▶ Problem details
Copy each line of the material below that includes the string "servicios".

▶ The input
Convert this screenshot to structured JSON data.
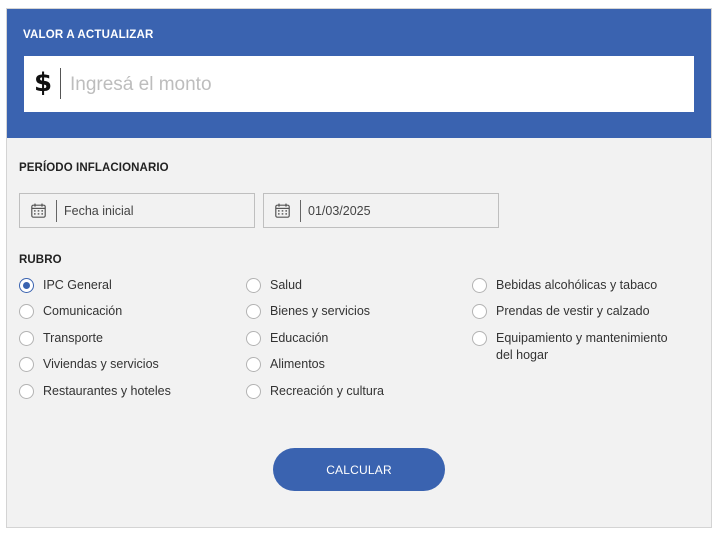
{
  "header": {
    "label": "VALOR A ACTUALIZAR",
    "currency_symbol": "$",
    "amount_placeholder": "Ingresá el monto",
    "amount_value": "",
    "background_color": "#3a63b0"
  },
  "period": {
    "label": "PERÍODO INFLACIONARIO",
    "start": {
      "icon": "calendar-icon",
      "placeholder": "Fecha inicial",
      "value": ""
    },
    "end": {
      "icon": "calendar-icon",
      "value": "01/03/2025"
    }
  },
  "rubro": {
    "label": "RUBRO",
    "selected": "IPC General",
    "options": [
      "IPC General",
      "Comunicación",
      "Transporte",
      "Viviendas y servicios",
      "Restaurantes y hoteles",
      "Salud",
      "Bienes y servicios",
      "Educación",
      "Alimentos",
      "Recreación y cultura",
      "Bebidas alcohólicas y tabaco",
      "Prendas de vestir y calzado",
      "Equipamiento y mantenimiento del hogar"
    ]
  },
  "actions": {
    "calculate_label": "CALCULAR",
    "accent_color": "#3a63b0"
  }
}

▶ Result for this task
      "Viviendas y servicios",
      "Bienes y servicios",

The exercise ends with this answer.